**TASK TO CARRY OUT:** Once you have read the data below, write it all out exactly.

**DATA UNDER STUDY:**
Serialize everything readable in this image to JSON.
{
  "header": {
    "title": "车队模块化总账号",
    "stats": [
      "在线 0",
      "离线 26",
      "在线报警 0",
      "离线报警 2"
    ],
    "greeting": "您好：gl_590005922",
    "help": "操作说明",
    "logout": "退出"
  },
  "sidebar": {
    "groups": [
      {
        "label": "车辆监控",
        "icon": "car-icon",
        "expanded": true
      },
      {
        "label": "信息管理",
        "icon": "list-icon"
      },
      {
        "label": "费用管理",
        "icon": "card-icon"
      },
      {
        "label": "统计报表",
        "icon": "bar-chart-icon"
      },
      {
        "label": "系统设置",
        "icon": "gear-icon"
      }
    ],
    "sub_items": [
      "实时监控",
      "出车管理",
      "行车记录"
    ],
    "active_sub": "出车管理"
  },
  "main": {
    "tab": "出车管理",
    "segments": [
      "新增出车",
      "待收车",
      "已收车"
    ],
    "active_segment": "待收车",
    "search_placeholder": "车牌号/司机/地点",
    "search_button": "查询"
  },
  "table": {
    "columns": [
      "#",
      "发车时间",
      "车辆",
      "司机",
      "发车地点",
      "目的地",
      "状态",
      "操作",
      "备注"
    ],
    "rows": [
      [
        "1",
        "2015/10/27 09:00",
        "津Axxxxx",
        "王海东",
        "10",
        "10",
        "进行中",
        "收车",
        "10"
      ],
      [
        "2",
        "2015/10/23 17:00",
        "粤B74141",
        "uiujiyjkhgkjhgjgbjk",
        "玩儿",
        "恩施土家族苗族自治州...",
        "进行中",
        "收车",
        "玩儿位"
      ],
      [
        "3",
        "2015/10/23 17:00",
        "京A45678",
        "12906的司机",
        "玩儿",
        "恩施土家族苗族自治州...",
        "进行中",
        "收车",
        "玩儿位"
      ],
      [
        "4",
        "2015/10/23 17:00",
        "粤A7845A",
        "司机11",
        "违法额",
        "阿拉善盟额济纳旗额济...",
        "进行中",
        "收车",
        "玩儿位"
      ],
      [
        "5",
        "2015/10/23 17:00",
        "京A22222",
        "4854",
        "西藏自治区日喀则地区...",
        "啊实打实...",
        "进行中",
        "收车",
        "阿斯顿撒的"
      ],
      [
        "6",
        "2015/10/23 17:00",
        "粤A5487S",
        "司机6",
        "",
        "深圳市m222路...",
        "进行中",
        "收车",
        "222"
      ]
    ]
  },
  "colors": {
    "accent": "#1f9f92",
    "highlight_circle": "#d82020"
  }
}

**RESULT OF THIS EXERCISE:**
Serialize everything readable in this image to JSON.
{
  "header": {
    "title": "车队模块化总账号",
    "stats": [
      "在线 0",
      "离线 26",
      "在线报警 0",
      "离线报警 2"
    ],
    "greeting": "您好：gl_590005922",
    "help": "操作说明",
    "logout": "退出"
  },
  "sidebar": {
    "groups": [
      {
        "label": "车辆监控",
        "icon": "car-icon",
        "expanded": true
      },
      {
        "label": "信息管理",
        "icon": "list-icon"
      },
      {
        "label": "费用管理",
        "icon": "card-icon"
      },
      {
        "label": "统计报表",
        "icon": "bar-chart-icon"
      },
      {
        "label": "系统设置",
        "icon": "gear-icon"
      }
    ],
    "sub_items": [
      "实时监控",
      "出车管理",
      "行车记录"
    ],
    "active_sub": "出车管理"
  },
  "main": {
    "tab": "出车管理",
    "segments": [
      "新增出车",
      "待收车",
      "已收车"
    ],
    "active_segment": "待收车",
    "search_placeholder": "车牌号/司机/地点",
    "search_button": "查询"
  },
  "table": {
    "columns": [
      "#",
      "发车时间",
      "车辆",
      "司机",
      "发车地点",
      "目的地",
      "状态",
      "操作",
      "备注"
    ],
    "rows": [
      [
        "1",
        "2015/10/27 09:00",
        "津Axxxxx",
        "王海东",
        "10",
        "10",
        "进行中",
        "收车",
        "10"
      ],
      [
        "2",
        "2015/10/23 17:00",
        "粤B74141",
        "uiujiyjkhgkjhgjgbjk",
        "玩儿",
        "恩施土家族苗族自治州...",
        "进行中",
        "收车",
        "玩儿位"
      ],
      [
        "3",
        "2015/10/23 17:00",
        "京A45678",
        "12906的司机",
        "玩儿",
        "恩施土家族苗族自治州...",
        "进行中",
        "收车",
        "玩儿位"
      ],
      [
        "4",
        "2015/10/23 17:00",
        "粤A7845A",
        "司机11",
        "违法额",
        "阿拉善盟额济纳旗额济...",
        "进行中",
        "收车",
        "玩儿位"
      ],
      [
        "5",
        "2015/10/23 17:00",
        "京A22222",
        "4854",
        "西藏自治区日喀则地区...",
        "啊实打实...",
        "进行中",
        "收车",
        "阿斯顿撒的"
      ],
      [
        "6",
        "2015/10/23 17:00",
        "粤A5487S",
        "司机6",
        "",
        "深圳市m222路...",
        "进行中",
        "收车",
        "222"
      ]
    ]
  },
  "colors": {
    "accent": "#1f9f92",
    "highlight_circle": "#d82020"
  }
}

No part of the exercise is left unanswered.